### Task statement
How many lines below hold the string "JSON"? Report that number alone.

### Source material
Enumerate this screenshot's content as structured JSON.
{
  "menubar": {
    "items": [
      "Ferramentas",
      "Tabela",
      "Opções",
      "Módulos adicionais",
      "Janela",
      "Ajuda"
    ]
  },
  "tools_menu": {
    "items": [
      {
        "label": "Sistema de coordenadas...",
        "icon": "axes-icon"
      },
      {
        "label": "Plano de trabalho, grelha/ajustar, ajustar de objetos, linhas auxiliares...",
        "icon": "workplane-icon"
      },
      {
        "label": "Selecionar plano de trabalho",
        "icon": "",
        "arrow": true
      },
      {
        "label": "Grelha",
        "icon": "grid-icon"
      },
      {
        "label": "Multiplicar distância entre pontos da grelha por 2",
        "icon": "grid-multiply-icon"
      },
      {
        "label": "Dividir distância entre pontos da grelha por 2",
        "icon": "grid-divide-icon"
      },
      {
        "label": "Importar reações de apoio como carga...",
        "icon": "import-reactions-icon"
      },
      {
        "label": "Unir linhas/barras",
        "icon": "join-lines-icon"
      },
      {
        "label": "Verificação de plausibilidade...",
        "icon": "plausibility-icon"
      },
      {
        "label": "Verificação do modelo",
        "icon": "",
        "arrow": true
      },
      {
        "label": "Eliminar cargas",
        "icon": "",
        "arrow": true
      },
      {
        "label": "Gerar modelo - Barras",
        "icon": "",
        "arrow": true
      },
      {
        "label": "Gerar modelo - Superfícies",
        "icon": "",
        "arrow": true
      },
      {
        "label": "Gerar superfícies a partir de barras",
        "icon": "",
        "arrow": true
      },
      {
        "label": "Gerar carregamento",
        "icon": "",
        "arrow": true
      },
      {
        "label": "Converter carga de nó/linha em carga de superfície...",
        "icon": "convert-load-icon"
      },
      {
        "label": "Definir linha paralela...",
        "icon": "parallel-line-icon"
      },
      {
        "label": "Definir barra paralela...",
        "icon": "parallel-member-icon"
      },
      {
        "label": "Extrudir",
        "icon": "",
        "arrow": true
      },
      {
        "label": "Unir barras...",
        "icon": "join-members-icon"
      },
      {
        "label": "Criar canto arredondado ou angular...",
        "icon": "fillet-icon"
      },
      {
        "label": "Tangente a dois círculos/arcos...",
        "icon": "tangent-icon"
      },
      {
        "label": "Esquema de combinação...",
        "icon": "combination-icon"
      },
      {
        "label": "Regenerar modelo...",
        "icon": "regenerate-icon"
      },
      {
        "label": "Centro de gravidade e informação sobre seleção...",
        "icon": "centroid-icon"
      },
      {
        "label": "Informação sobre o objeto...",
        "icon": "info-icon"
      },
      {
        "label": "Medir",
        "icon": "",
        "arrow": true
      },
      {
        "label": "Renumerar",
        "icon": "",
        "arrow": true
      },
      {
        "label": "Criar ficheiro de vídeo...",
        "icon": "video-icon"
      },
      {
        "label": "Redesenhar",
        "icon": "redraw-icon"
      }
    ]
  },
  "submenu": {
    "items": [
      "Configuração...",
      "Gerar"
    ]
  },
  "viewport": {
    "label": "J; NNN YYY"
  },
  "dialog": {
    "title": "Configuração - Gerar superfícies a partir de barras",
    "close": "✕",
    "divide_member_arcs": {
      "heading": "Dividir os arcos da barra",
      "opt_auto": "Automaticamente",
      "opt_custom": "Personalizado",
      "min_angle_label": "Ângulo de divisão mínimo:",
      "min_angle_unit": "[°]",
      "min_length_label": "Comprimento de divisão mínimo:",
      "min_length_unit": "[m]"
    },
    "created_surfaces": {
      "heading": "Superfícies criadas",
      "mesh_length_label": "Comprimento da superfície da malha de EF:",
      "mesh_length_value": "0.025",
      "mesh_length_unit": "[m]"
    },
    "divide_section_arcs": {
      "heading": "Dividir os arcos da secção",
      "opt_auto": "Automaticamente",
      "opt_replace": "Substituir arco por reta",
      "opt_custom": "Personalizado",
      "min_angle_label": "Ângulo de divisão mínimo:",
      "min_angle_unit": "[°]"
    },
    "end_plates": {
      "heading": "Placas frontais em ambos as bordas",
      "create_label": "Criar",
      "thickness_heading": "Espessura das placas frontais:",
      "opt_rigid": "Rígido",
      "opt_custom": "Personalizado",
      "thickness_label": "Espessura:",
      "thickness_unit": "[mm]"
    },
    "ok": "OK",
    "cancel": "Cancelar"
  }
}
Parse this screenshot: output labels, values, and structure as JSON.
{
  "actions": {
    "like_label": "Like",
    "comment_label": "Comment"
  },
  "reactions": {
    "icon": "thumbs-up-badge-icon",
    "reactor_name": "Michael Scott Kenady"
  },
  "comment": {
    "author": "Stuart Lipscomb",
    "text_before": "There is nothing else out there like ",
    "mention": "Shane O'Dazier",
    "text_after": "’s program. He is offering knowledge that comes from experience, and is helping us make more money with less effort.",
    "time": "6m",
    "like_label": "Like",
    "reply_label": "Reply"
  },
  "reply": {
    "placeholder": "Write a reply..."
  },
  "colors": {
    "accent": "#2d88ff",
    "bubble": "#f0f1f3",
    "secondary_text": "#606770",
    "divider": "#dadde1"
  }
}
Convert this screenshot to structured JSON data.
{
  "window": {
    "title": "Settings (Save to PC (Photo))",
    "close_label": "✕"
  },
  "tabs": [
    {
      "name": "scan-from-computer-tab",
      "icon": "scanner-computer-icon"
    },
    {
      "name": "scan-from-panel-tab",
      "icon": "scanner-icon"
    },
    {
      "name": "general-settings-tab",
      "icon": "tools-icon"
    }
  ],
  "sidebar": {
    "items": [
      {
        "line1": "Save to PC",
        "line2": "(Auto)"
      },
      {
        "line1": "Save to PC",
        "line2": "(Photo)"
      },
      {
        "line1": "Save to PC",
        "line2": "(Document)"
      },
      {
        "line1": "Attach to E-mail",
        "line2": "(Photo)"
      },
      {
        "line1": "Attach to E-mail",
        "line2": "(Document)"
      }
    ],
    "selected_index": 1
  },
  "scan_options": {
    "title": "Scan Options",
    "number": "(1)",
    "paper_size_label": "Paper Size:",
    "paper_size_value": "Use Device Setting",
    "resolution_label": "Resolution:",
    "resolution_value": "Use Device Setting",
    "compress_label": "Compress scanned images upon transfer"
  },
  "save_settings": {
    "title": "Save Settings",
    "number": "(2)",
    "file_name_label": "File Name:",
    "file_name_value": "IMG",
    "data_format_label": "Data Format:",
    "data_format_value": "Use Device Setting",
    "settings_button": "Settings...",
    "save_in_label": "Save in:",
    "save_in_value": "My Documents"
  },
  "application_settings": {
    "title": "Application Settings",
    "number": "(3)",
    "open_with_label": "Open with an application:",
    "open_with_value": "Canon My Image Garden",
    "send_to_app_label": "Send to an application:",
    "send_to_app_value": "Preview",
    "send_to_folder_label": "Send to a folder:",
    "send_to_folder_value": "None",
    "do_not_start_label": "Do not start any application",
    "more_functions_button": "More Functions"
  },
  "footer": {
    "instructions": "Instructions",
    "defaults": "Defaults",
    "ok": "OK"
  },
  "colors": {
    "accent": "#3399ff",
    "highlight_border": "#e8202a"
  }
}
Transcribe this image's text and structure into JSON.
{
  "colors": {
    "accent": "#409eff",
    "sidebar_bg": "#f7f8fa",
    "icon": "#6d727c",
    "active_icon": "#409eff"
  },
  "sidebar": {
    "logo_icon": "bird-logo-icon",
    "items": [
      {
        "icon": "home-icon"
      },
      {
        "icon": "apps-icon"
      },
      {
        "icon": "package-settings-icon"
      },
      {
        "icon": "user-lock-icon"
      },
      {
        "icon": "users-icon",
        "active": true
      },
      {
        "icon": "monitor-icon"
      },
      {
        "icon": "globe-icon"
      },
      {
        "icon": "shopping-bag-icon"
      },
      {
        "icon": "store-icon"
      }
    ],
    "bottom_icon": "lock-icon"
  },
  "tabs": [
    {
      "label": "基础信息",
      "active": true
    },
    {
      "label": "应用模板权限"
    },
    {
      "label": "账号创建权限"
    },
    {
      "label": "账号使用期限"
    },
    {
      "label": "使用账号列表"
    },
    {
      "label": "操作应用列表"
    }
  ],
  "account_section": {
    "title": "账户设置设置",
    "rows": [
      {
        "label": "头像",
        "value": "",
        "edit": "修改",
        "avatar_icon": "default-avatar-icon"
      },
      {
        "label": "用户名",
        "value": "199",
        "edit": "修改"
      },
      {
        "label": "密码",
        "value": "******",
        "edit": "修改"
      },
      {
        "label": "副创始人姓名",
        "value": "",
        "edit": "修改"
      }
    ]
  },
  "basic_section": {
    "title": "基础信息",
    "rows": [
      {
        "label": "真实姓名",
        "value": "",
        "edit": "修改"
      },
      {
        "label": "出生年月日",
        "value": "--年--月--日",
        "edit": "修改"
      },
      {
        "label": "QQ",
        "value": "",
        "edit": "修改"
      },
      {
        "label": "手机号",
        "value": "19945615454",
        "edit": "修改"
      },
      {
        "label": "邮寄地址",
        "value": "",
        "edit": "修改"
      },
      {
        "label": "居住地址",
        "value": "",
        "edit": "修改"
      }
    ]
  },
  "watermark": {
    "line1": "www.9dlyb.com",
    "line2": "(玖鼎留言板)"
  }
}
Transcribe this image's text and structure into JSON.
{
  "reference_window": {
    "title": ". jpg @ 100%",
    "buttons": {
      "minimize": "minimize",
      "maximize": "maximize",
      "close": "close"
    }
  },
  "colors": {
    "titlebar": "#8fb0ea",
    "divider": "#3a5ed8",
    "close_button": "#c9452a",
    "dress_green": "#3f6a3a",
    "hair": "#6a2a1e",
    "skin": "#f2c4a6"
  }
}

### Answer to the exercise
5